“Response times are crucial,” said MacIntosh. “Sixty-five to 70 per cent of the calls we get are medical. We are fortunate that every firefighter can drive the crash trucks, pumpers, be on the aerial and also provide advanced medical relief if need be. The training we provide to our GTAA firefighters is extremely comprehensive.
Phil Bott Captain at GTAA Emergency Services and Rick Finnemore, OFM Fire Protection Adviser, in a crash truck.
A crash truck gets filled with water. These trucks are capable of shooting 200-foot streams and have a 3,000 gallon water capacity and the ability to refill in four minutes. They may look a bit cumbersome, but they are quite agile and can reach speeds of more than 100 kilometres in seconds.
OFM staff was treated to a simulated training exercise. The exercise included a call from a simulated air traffic control tower. It told the captain driving the crash truck that there were 70 people on board an aircraft, 60,000 gallons of fuel still onboard and six minutes until impact. The captain wrote the numbers on the windshield to help in assessing how to respond to the incident. In the top right of the photo, firefighters are able to manoeuvre the turret on the roof of the truck by a joystick and guide its position by using the arrow to accurately direct water/foam streams.
Putting the fire out from tail to cockpit.
According to MacIntosh, when the Air France aircraft overshot the runway in August 2005 and burst into flames, the GTAA was on scene in 50 seconds.
“We are regulated by Transport Canada on the time it takes to get to the crash site,” says MacIntosh of the standard to respond to a crash in three minutes or less. “That’s why we have two fire stations, one north and one south on the airport grounds so that we can meet this standard.”
The GTAA Emergency Services and FESTI governance structure consists of six management committees. Each of the committees is chaired and co-chaired by captains. Each provides capital expense reports on equipment and recommendations on possible new expenditures.
In 2004/2005, FESTI developed a 10-year business plan. The goal is to be totally self-funded, and this is anticipated to be achieved in 2017.

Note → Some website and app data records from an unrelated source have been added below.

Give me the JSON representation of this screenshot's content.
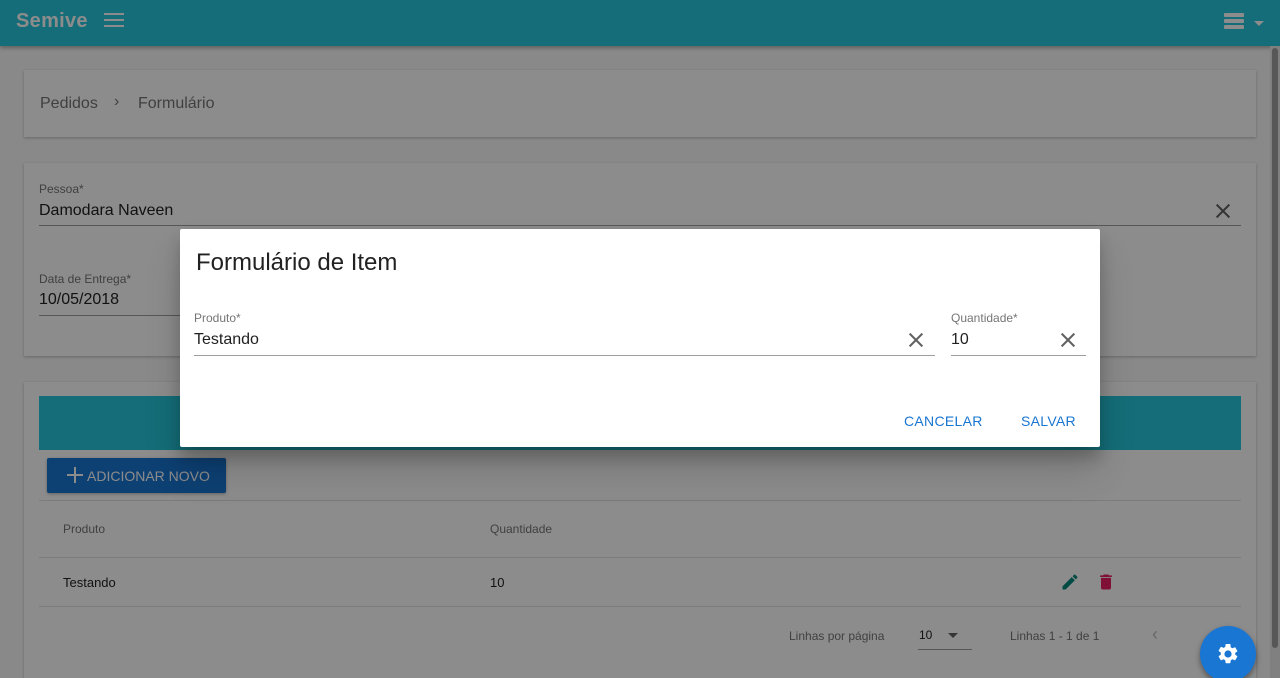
{
  "app": {
    "brand": "Semive"
  },
  "breadcrumb": {
    "items": [
      "Pedidos",
      "Formulário"
    ],
    "separator": "›"
  },
  "order_form": {
    "person": {
      "label": "Pessoa*",
      "value": "Damodara Naveen"
    },
    "delivery_date": {
      "label": "Data de Entrega*",
      "value": "10/05/2018"
    }
  },
  "items_table": {
    "add_button": "ADICIONAR NOVO",
    "columns": [
      "Produto",
      "Quantidade"
    ],
    "rows": [
      {
        "product": "Testando",
        "quantity": "10"
      }
    ],
    "footer": {
      "rows_per_page_label": "Linhas por página",
      "rows_per_page_value": "10",
      "range": "Linhas 1 - 1 de 1",
      "prev": "‹"
    }
  },
  "dialog": {
    "title": "Formulário de Item",
    "product": {
      "label": "Produto*",
      "value": "Testando"
    },
    "quantity": {
      "label": "Quantidade*",
      "value": "10"
    },
    "cancel_label": "CANCELAR",
    "save_label": "SALVAR"
  },
  "colors": {
    "toolbar": "#26c6da",
    "primary": "#1976d2",
    "edit": "#00897b",
    "delete": "#e91e63"
  },
  "icons": [
    "menu-icon",
    "view-list-icon",
    "close-icon",
    "add-icon",
    "pencil-icon",
    "trash-icon",
    "chevron-left-icon",
    "gear-icon"
  ]
}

“I became Chief in 2004,” said Chief Figliola. “And at 45, I went back and did my MBA. It helped me get a better picture of how to manage the fire department as a business and where we wanted to go with it.”